If the Shoe Fits

by Judi Christy

Who among us does not know the story of Cinderella? It’s been done 1,000 times, in all forms of literature, cinema and song thus giving face to evil stepmothers and jealous siblings for seemingly, all time.  You probably know it best from Disney (either their animated 1950 release or last year’s Cate Blanchett remake).  So, you may be surprised to learn that the first performance of this dysfunctional family drama (no doubt called something “foreign,”) can be dated back to 9th century China.  Charles Perrault, a Frenchman, was the first to put the folk tale on paper, sometime around 1650, titling his work Cendrillon (Cinderella), and earning him the pre-Grimm reputation as the “real” father of the fairytale.  And, ever since, the work has inspired an exhausting list of dramas, operas, and ballets.

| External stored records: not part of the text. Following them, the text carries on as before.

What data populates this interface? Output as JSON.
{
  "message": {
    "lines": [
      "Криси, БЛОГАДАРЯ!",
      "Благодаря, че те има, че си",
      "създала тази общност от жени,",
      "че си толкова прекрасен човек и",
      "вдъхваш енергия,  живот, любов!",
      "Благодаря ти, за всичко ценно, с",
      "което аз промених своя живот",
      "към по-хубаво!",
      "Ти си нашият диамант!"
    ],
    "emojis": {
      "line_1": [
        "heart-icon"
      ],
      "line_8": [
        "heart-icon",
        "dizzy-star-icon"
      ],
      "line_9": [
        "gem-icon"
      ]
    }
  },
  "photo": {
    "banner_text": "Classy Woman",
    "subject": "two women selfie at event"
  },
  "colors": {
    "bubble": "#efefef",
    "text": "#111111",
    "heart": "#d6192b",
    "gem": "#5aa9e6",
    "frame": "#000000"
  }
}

Any why not?  Cinderella is a classic tale:  Poor girl with good heart meets great guy with big palace.  C’mon.  Danielle Steele has been making a mint off this formula forever.  It’s foolproof.  It’s a feel good.  And, if done in the traditional way of the plot-line, it’s funny.

That’s certainly the approach to be taken by the Canton Ballet as they perform “Cinderella” on March 12 and 13, with 2 p.m. matinees each day, at the Canton Palace Theatre.   Spoiler Alert:  The ugly stepsisters are actually guys, which is the way the score was written, stating that the roles could be performed in travesti (do you really need to Google the term?).  So, you are expected to laugh at their unladylike antics and, if you have real good seats, the stubble peeking through their stage make-up.

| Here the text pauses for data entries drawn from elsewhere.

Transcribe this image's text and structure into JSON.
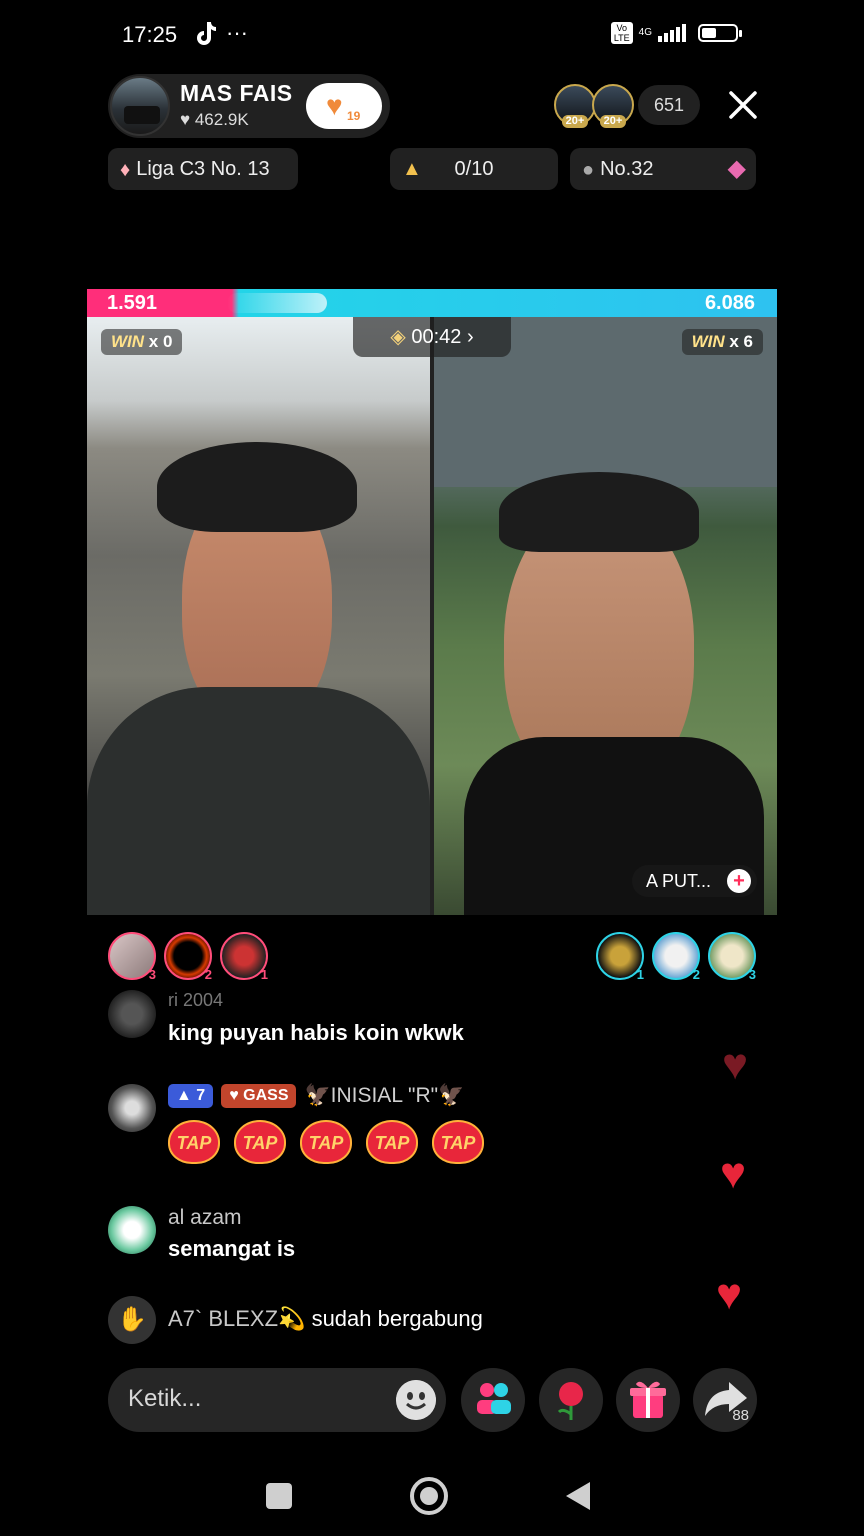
{
  "status_bar": {
    "time": "17:25",
    "more": "···",
    "network": "4G"
  },
  "host": {
    "name": "MAS FAIS",
    "likes": "462.9K",
    "fan_badge_count": "19"
  },
  "viewers": {
    "count": "651",
    "badges": [
      "20+",
      "20+"
    ]
  },
  "badges": {
    "league": "Liga C3 No. 13",
    "goal": "0/10",
    "rank": "No.32"
  },
  "battle": {
    "left_score": "1.591",
    "right_score": "6.086",
    "left_win_label": "WIN",
    "left_win_count": "x 0",
    "right_win_label": "WIN",
    "right_win_count": "x 6",
    "timer": "00:42",
    "guest_name": "A PUT..."
  },
  "gifters": {
    "left": [
      {
        "rank": "3"
      },
      {
        "rank": "2"
      },
      {
        "rank": "1"
      }
    ],
    "right": [
      {
        "rank": "1"
      },
      {
        "rank": "2"
      },
      {
        "rank": "3"
      }
    ]
  },
  "chat": [
    {
      "user": "ri 2004",
      "message": "king puyan habis koin wkwk"
    },
    {
      "level": "7",
      "fan_badge": "GASS",
      "user": "🦅INISIAL \"R\"🦅",
      "taps": [
        "TAP",
        "TAP",
        "TAP",
        "TAP",
        "TAP"
      ]
    },
    {
      "user": "al azam",
      "message": "semangat is"
    },
    {
      "user": "A7` BLEXZ💫",
      "message": "sudah bergabung"
    }
  ],
  "input": {
    "placeholder": "Ketik..."
  },
  "share_count": "88",
  "colors": {
    "left_team": "#ff2e7a",
    "right_team": "#23d4e8",
    "heart": "#e8263a"
  }
}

What you won’t laugh at is the debut performance of the prince.   Cameron Catazaro Hayward, who has been with the Canton Ballet since age 3, will take on the role.  He has big slippers to fill as the last time the ballet was performed (2011), his brother Zachary, danced as the lead.  Both boys, are the very talented and (dare I say it?) beautifully featured sons of Jennifer Catazaro Hayward, a veteran instructor at Canton Ballet, who herself, was a student of Cassandra Crowley, the Ballet’s artistic director.  And, rumor has it, Cameron is certainly primed to follow in his brother’s footsteps on the Canton Palace Theatre stage, as well as those in NYC and beyond.

But not quite yet.

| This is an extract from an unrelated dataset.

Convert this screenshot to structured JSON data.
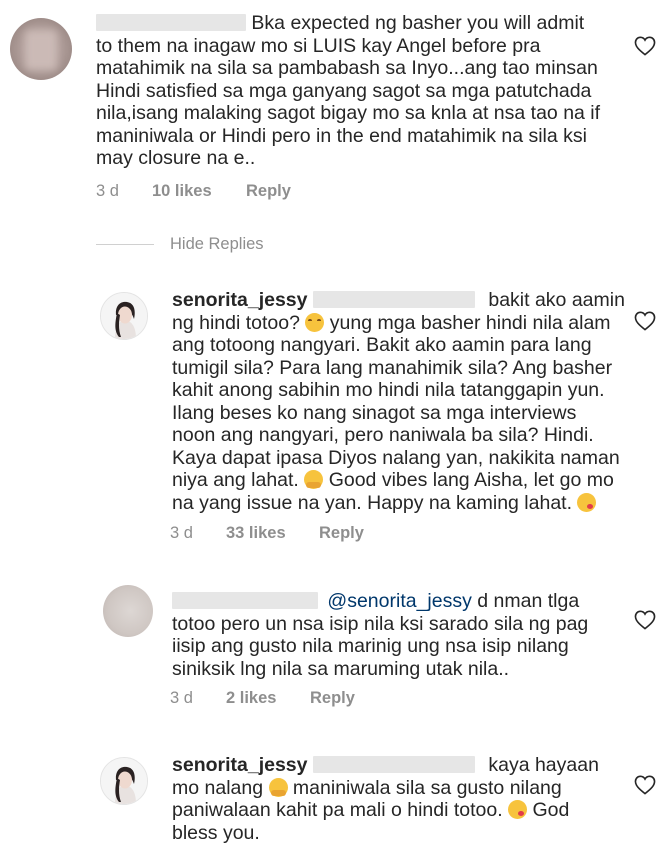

Cameron, along with a cast of dozens, portraying mice, fairies, grasshoppers, dragonflies, a godmother, a stepmother, a father, party attendees, and of course, Cinderella, need to finish out the 50th anniversary season of the Canton Ballet on its historic hometown stage.

And, so they will – in two acts, dancing to the melodious and recognized score of Russian composer Sergei Prokofiev.  And, true, it’s not what you’re hearing on Pandora, but I’d lay bet that you’ll recall some of Sergei’s symbolism as you listen throughout the performance.

But, listen with your eyes wide open.  There is so much to see in this performance.

As the ballet opens, Cinderella is helping her step-mother and two step-sisters to prepare for the Spring Ball, at which it is rumored that the Prince will choose his bride. Of course, a scuffle ensues and the stepsisters rip the garment that they plan to wear, leaving kind Cinderella to clean up their mess and, in the meantime befriend an old beggar woman by giving her a pair of old slippers to wear and worm her feet.

Are you following this so far?

The sisters find other things to wear, have a clumsy dance lesson, depart for the palace with their snotty stepmother and brow-beaten father in tow, and leave Cinderella alone with a broom that she uses as her pseudo, yet foreshadowing charming, waltzing partner.  In time, the old beggar returns, with a big reveal and a pair of great heels.  She also summons a few critters, a large gourd and a warning to Cinderella to have a great time but be home by curfew … or else.

End of act and time for applause, a trip to the ladies room and more concession stand Goobers.

The rest of the story is the rest of the story.  Let’s just say that karma concurs and good prevails. It’s not that hard to follow, even if you’re new to ballet.

And, because the story is so universal and the costumes, music and setting are so sensational, Cinderella is the perfect performance to attend.  Because regardless of age, gender, race, religion or creed don’t we all just want a happy ending … and a perfect pair of shoes?

Tickets for Cinderella are $21-25 for adults, $21-17 for seniors and $11-13 for children.  There is a discount for groups of 10 or more.   Reserved seat tickets may be purchased on-line at cantonballet.com and in person or by telephone at 330-455-7220 at the ballet office at the Cultural Center for the Arts, 1001 Market Ave. N. in Canton.